(7) stabilizing the currency
(8) providing incentives to the hospitality and creative industries that will enable them to create jobs
(9) investing in skills training and apprenticeships, and
(10) promoting exports, especially of value-added agricultural produce and light manufactures.
The only jobs the president has created since he took the oath of office were the ones for his 110 Ministers and Deputy Ministers, presidential staffers and Board members and Chairpersons.
The government’s response to emergency health situations has also not seen much improvement despite the promises of the president. The NPP on page 115 of its Manifesto promised to safeguard the health right of all Ghanaians through an established health sector with the sustainable ability to deliver affordable, equitable and easily accessible healthcare.
It had promised to do that by the:
(a) introduction and implementation of NHIS and free maternal care
(b) implementation of the Community Health Planning and Service concept
(c) establishment of the National Ambulance Service
(d) expansion, equipping and increasing the number of health facilities
(e) capacity building and increase the number of health professionals
(f) establishment of the Ghana Postgraduate Medical College
(g) introduction of Regenerative Health and Nutrition through health promotion programmes
(h) improvement of the provision of vaccine for preventable childhood diseases
(i) provision of highly subsidized anti-retroviral medicines for HIV/ AIDS patients, and
(j) introduction of sanitation programmes.
But these initiatives could not stop the spread of meningitis and swine flu especially at Kumasi Academy (KUMACA), resulting in the death of more than 11 SHS students. The sad aspect was when it had to take the Health Ministry and Ghana Health Service (GHS) several days to establish the cause of deaths.
Today, Health Minister Kwaku Ageyman Manu is needlessly fighting with University of Ghana authorities over the ownership of the school’s ultramodern Teaching Hospital.
The past year has been a fascinating, exhausting and predominantly jaw-dropping 12 months in the life of the government.
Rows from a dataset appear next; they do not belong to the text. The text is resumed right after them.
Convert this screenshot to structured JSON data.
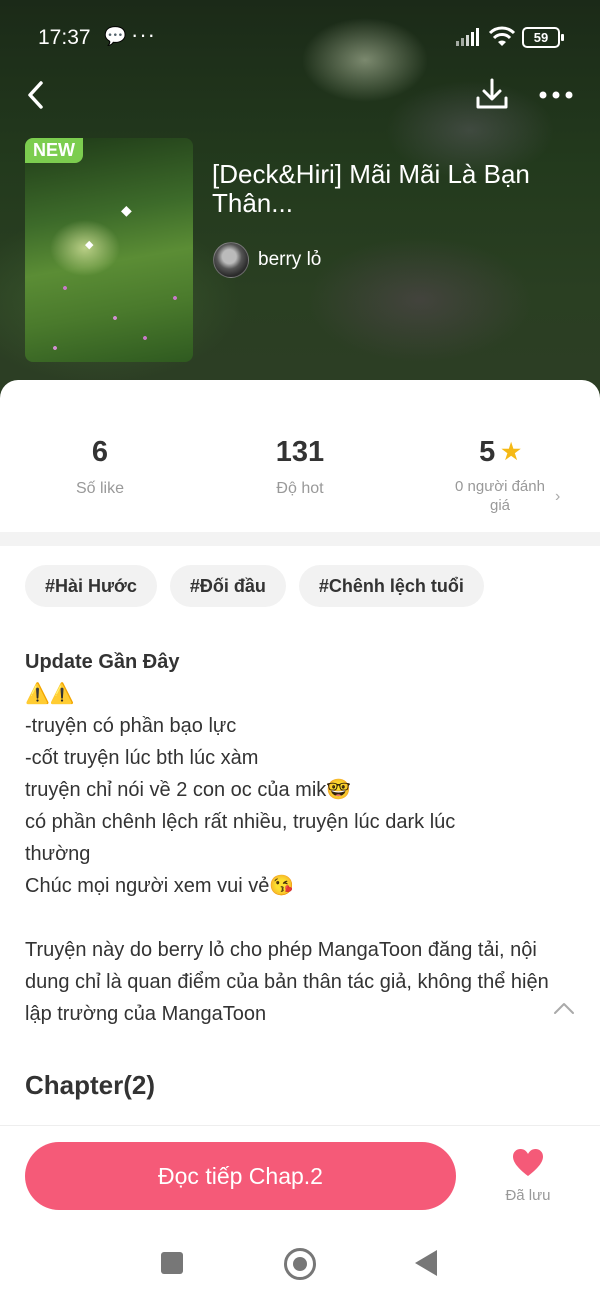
{
  "status_bar": {
    "time": "17:37",
    "battery": "59"
  },
  "book": {
    "badge": "NEW",
    "title": "[Deck&Hiri] Mãi Mãi Là Bạn Thân...",
    "author": "berry lỏ"
  },
  "stats": {
    "likes": {
      "value": "6",
      "label": "Số like"
    },
    "hot": {
      "value": "131",
      "label": "Độ hot"
    },
    "rating": {
      "value": "5",
      "label": "0 người đánh giá"
    }
  },
  "tags": [
    "#Hài Hước",
    "#Đối đầu",
    "#Chênh lệch tuổi"
  ],
  "description": {
    "heading": "Update Gần Đây",
    "warning_line": "⚠️⚠️",
    "lines": [
      "-truyện có phần bạo lực",
      "-cốt truyện lúc bth lúc xàm",
      "truyện chỉ nói về 2 con oc của mik🤓",
      "có phần chênh lệch rất nhiều, truyện lúc dark lúc thường",
      "Chúc mọi người xem vui vẻ😘"
    ],
    "notice": "Truyện này do berry lỏ cho phép MangaToon đăng tải, nội dung chỉ là quan điểm của bản thân tác giả, không thể hiện lập trường của MangaToon"
  },
  "chapters": {
    "heading": "Chapter(2)"
  },
  "actions": {
    "read_button": "Đọc tiếp Chap.2",
    "saved_label": "Đã lưu"
  },
  "colors": {
    "accent": "#f55a78",
    "badge_green": "#7ccd4f",
    "star": "#f5b916"
  }
}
As the president starts his second year, Akufo-Addo Tracker will be examining his actions and their impact.
We’ll also delve into corruption allegations levelled against some of his appointees especially the alleged sale of presidential seats.
Akufo-Tracker is dedicated to neutrally reviewing the actions of Nana Addo Dankwa Akufo-Addo and comparing them to his promises made on the campaign trail. Follow Akufo-Addo Tracker on Instagram: @realbrakopowers. It is written by Austin Brakopowers a journalist with Joy99.7FM. Views expressed here are the author’s and do not necessarily reflect the position of The Multimedia Group or Myjoyonline.com editorial policy.